Media outlets had some fun with the story, noting that Coakley didn't know Curt Schilling had played for the Red Sox and that Brown had posed nude for Cosmopolitan in 1982. But much as journalists were slow to recognize the significance of the "tea party" movement last summer, most didn't treat this race as a serious contest until the final 10 days.
Even the Boston Globe seemed caught by surprise. To the paper's credit, it asked on Dec. 17: "Can Scott Brown actually win this thing?," while quickly adding that he was still "considered a long shot."
The press had not taken the Tea Party seriously and was caught napping. They say the first step on the road to recovery is recognizing that you have a problem. In his very next piece, "Honeymoon is History", Kurtz unintentionally demonstrates that the mainstream media still don't get it. My emphasis below.
It's hardly a news flash that President Obama's media coverage has turned sour. But he still outshines his recent predecessors.
Obama still outshines his recent predecessors? What a stunning claim, coming as it does right after Massachusetts voters delivered an historic smackdown in the special election that took away his filibuster-proof senate majority. Could there be a more accurate gauge of his performance than that?

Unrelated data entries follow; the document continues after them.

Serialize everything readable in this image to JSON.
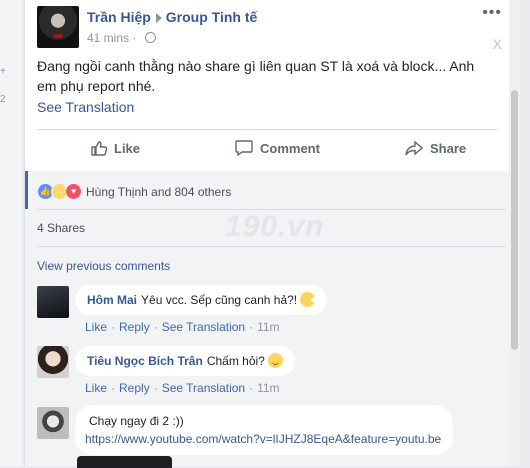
{
  "left_strip": {
    "marks": [
      "+",
      "2"
    ]
  },
  "post": {
    "author": "Trần Hiệp",
    "group": "Group Tinh tế",
    "time": "41 mins",
    "more_icon": "more-horizontal-icon",
    "close_label": "X",
    "text": "Đang ngồi canh thằng nào share gì liên quan ST là xoá và block... Anh em phụ report nhé.",
    "see_translation": "See Translation"
  },
  "actions": {
    "like": "Like",
    "comment": "Comment",
    "share": "Share"
  },
  "reactions": {
    "summary": "Hùng Thịnh and 804 others",
    "types": [
      "like",
      "haha",
      "love"
    ]
  },
  "shares": "4 Shares",
  "view_previous": "View previous comments",
  "comments": [
    {
      "name": "Hôm Mai",
      "text": "Yêu vcc. Sếp cũng canh hả?!",
      "like": "Like",
      "reply": "Reply",
      "translate": "See Translation",
      "time": "11m"
    },
    {
      "name": "Tiêu Ngọc Bích Trân",
      "text": "Chấm hỏi?",
      "like": "Like",
      "reply": "Reply",
      "translate": "See Translation",
      "time": "11m"
    },
    {
      "name": "",
      "text": "Chạy ngay đi 2 :))",
      "link": "https://www.youtube.com/watch?v=lIJHZJ8EqeA&feature=youtu.be"
    }
  ],
  "watermark": "190.vn",
  "colors": {
    "link": "#365899",
    "meta": "#90949c",
    "bg": "#e9ebee",
    "comment_bg": "#f2f3f5"
  }
}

But Kurtz is really talking about something else. It's not Obama's performance that shines. It's press coverage of Obama's performance that shines as it works tirelessly to polish him up for an increasingly skeptical public.
Obama wound up 2009 with balanced coverage -- 49 percent positive, 51 percent negative -- according to the Center for Media and Public Affairs, which studied the network newscasts, Time, Newsweek and the New York Times front page. But he swooned from 59 percent positive in the first four months of the year to 39 percent positive from August through December.
The researchers, from George Mason and Chapman universities, found the president drawing 46 percent positive evaluations on the NBC, ABC and CBS evening newscasts. By comparison, those networks were harder on George W. Bush (23 percent positive), Bill Clinton (28 percent) and Ronald Reagan (26 percent) in the first year of their terms.
"Media coverage has turned sour," said Kurtz, and by "sour" he meant balanced. Still out of touch. The sad part is this. When the mainstream media begin to take the Tea Party seriously, they won't give it objective coverage, but instead will continue to actively oppose it. Kurtz's unspoken complaint is the same one as Obama's. Had they been quicker to see the massive voter discontent, they might have been able to counter it and get Coakley elected. It would have been historic. The first female senator from Massachusetts. Too bad.